When it comes to short films, I will remember last year by Rouzbeh Rashidi’s ‘night life’ magnum opus Homo Sapiens Project (created between 2011 and 2015, but released in its impressive entirety during 2018), as well as by the equally ambitious Studio Diary series by Daniel Fawcett and Clara Pais who also finished the shooting of their soon-to-be-released feature Plot Points, and not to mention the amazing VHS artifact Telekinetic Pleasures, the Super 8 wonder Espectros da Terra and their collaboration with Maximilian Le Cain on Two Storms Collide (inter alia).

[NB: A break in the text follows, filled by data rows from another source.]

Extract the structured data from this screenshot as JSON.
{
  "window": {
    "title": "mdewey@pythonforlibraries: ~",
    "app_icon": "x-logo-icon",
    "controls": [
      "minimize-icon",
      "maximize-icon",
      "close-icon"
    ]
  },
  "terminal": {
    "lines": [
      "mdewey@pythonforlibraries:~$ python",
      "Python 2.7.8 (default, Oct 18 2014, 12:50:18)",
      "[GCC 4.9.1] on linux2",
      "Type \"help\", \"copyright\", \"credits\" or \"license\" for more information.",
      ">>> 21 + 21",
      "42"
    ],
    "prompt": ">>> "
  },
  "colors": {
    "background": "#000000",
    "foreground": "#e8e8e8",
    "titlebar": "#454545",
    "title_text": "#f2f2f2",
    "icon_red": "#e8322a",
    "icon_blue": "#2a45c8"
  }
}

Unforgettable are the moments from The Unforeseen and Alternative Film/Video festivals, with the big-screen screenings of Atoosa Pour Hosseini’s mesmerizing Antler, Kent Tate’s increasingly confounding Catalyst, Michael Fleming’s visceral Never Never Land and Scott Barley’s sensually cosmic Womb as some of the numerous highlights. Sylvia Schedelbauer’s Wishing Well flickered me into a parallel (filmic) dimension, whereas Anne Breymann’s dark stop-motion gem Nocturne (Nachtstück) (kudos to Festival Scope) provided me with one of the most mysterious experiences.

I wasn’t surprised to find Bertrand Mandico’s Apocalypse After (Ultra pulpe) – a sexy & sticky love letter to the cinema and the 80s glitz – seductively intoxicating, and David Lynch’s Ant Head ... well, as Lynchian as it gets.

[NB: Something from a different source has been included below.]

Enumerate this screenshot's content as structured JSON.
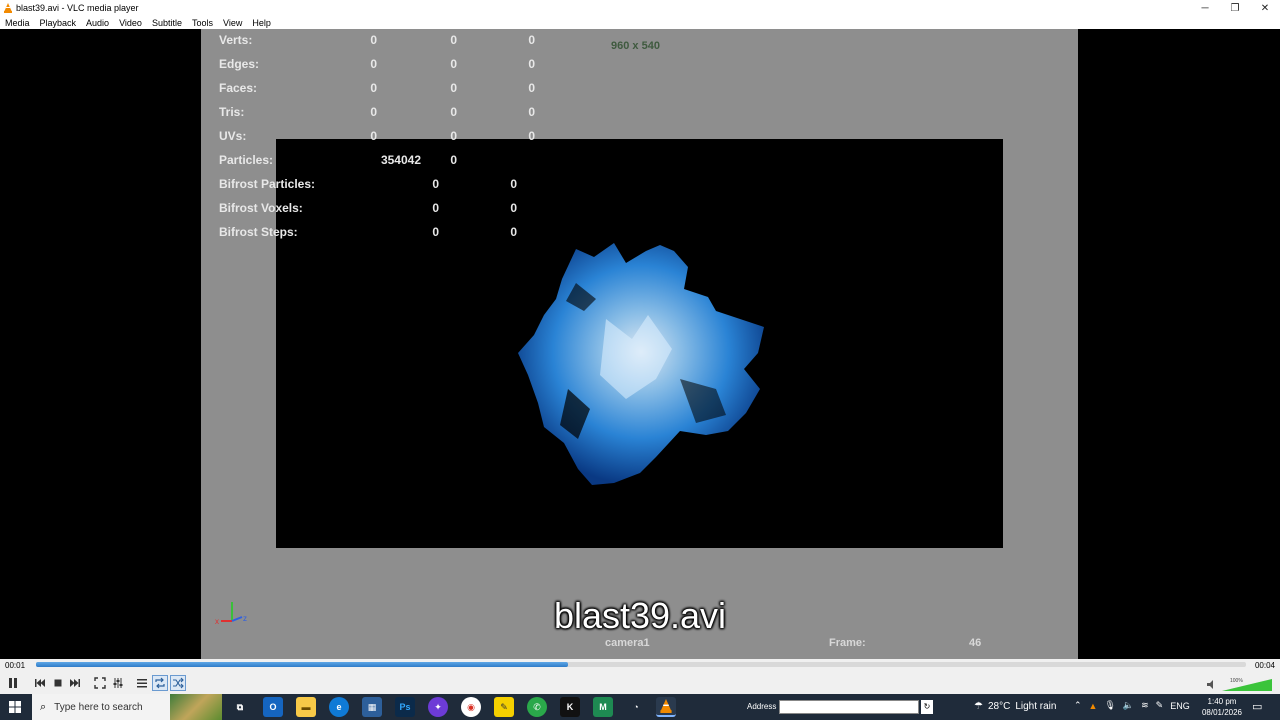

Quite memorable are a violet doppelgänger nightmare of Martin Del Carpio’s I, Dreaming (for which I created the official poster), bodily disintegration and spiritual ascension of Aleksandar Lazar’s Monstrosity of the Body, primeval power and delightful glitch aesthetics of Janja Rakuš’s Poem for Loa, and modern age fears and anxieties explored in David King’s Exit. Honorable mentions go to the mystical fantasy Panta Rei, Roger Deutsch's personal documentary Fathers and Sons, a formally stoic effort Alfaião by André Almeida Rodrigues, and Dalibor Barić’s weirdly astonishing collage animations which I was introduced to by my dear friend Marko Žunić whose debut feature I’m eagerly anticipating.

For the end, a blast from the past (or rather, Oberhausen archives) - a hippy adventure set in the urban jungle, U pravcu početka (Towards the Beginning, 1970) by Dejan Đurković.

Still shot from I, Dreaming (Martin Del Carpio, 2018)